Were I coming to ALA as a member today, I would have to ask how it helps us to be ready for those fights. It's a new day and many of the things we care about, many of the people we care about, are at risk. How does ALA make a difference? How does ALA lead the way in positioning libraries to make a difference? How does ALA better prepare me to make a difference? I don't have the answers to give you today, but I know those are the questions.
ALA is a leader in discussing national policies, international agreements, and global issues, and we must continue to do that. But, I start every day thinking about what I can do to make a difference, and who my comrades will be in that work. I reflect on the words of DePaul's John Egan, who asked, "What are you doing for justice?" ALA can, and must, be a powerful voice for justice, and it must provide its members with the tools they need to take action and make a difference on issues that reflect their commitment to our core values.
That is the work that needs doing, and that is the work that we can do together at ALA, if we work together to make it our priority. I am honored to be here to ask you to make that commitment with me, excited for the opportunity to work together with you to make that commitment a reality, and ask for your vote in the upcoming election. Thank you!
Just this week, our Librarian of Congress, Carla Hayden, gave an interview to the New York Times, in which she reflected on the activist tradition in librarianship and the progressive politics inherent in a profession founded on a commitment to the expansion of literacy and access to information. This is the tradition that we need to embrace today.
Also this week, I had the opportunity to watch my daughter interview Illinois Congresswoman Jan Schakowski for the Chicago Metro History Fair. Schakowski began her political career as a consumer advocate. She took a personal concern about the food she was buying for her family and turned it into the movement that gave us expiration dates, nutritional labeling, and much of the consumer information that we now take for granted. A lifetime of service dedicated to the public good, and one that, as she put it, "all started in a supermarket." Who will we interview in 30 years who will say that her life of service "all started in a library"?

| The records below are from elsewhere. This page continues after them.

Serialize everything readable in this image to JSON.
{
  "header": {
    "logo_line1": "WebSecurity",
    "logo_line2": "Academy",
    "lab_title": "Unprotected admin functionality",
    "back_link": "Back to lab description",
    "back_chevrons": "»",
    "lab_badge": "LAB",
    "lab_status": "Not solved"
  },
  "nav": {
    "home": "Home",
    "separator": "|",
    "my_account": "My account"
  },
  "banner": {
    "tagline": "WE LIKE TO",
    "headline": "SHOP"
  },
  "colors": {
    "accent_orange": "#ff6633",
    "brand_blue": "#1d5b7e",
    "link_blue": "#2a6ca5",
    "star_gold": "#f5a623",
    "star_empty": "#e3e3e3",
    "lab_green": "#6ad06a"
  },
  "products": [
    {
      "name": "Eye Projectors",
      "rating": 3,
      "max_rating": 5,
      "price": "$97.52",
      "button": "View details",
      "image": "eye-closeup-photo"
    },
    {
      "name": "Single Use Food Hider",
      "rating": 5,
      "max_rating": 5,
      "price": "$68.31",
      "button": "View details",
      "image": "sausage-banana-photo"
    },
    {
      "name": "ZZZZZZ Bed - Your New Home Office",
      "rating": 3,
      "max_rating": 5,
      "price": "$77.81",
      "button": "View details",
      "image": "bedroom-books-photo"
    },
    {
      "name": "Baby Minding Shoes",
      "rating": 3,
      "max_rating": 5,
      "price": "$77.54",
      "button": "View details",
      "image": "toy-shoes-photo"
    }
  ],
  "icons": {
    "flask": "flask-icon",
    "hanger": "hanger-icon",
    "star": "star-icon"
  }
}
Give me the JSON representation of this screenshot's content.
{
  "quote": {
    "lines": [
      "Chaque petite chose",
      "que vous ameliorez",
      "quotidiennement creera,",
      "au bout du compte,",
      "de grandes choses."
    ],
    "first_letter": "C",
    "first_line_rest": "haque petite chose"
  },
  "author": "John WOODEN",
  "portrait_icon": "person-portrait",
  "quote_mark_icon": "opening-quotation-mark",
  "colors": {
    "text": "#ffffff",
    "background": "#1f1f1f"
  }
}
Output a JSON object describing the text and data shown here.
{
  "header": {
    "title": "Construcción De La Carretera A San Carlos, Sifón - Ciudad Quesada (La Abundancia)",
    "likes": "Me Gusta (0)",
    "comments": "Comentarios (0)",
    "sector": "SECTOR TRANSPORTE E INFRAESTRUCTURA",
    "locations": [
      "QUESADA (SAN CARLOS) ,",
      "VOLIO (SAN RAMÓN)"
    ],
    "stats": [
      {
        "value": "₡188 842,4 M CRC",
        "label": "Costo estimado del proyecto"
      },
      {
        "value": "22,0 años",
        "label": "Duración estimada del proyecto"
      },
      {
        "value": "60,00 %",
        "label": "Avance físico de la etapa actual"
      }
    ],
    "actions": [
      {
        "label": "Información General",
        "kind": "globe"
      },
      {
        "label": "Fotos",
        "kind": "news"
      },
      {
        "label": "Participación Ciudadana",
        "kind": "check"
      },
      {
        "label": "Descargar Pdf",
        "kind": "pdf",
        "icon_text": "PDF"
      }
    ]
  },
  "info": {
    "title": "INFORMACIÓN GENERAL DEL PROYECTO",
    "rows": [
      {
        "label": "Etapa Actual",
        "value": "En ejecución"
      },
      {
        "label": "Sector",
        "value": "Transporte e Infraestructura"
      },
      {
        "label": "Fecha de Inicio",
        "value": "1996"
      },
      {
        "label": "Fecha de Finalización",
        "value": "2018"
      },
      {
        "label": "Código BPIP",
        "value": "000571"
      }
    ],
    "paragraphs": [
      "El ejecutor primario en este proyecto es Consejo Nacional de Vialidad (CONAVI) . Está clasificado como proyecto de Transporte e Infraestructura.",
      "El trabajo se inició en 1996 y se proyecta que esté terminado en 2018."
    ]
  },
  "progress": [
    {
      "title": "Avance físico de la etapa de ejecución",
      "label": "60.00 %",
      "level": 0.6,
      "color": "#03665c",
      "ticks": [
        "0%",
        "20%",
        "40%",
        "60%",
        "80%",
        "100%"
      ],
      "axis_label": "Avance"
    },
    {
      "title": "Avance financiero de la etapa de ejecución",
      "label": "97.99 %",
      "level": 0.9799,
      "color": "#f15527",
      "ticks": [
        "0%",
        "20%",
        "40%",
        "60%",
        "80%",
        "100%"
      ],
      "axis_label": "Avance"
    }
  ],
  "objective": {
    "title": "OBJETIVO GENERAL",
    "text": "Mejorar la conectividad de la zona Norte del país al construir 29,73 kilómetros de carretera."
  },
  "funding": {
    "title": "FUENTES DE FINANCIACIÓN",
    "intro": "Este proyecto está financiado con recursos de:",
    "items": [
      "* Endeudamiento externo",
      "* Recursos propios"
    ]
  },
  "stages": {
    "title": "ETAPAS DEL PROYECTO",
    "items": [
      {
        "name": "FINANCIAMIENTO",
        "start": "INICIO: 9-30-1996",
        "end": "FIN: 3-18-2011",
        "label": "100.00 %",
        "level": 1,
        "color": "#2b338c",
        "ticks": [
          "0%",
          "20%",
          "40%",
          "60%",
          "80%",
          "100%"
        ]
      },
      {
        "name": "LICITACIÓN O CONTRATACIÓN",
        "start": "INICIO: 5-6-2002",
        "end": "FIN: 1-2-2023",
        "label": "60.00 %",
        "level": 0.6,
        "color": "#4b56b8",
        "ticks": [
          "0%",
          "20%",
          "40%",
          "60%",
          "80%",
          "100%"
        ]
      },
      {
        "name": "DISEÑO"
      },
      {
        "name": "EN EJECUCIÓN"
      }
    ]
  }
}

Whatever the outcome of this election, I hope the discussions we've started in our online communities and here at conference remind us of what both of these extraordinary women said this week. As a member, I need an Association that better prepares me to take action and to make a difference in my community. And my community, along with your communities and our fellow national associations, all benefit from an American Library Association that will stand up to what is coming and be bold in its commitments to democracy, equity, social justice, and the public good.
Again, I ask for your vote, and thank you for your time and questions.
Note: You'll notice that I don't give an overview of my CV in my comments, but those details are available elsewhere on this site, and in the speaker notes for this session in the ALA Midwinter Meeting Scheduler, and elsewhere online.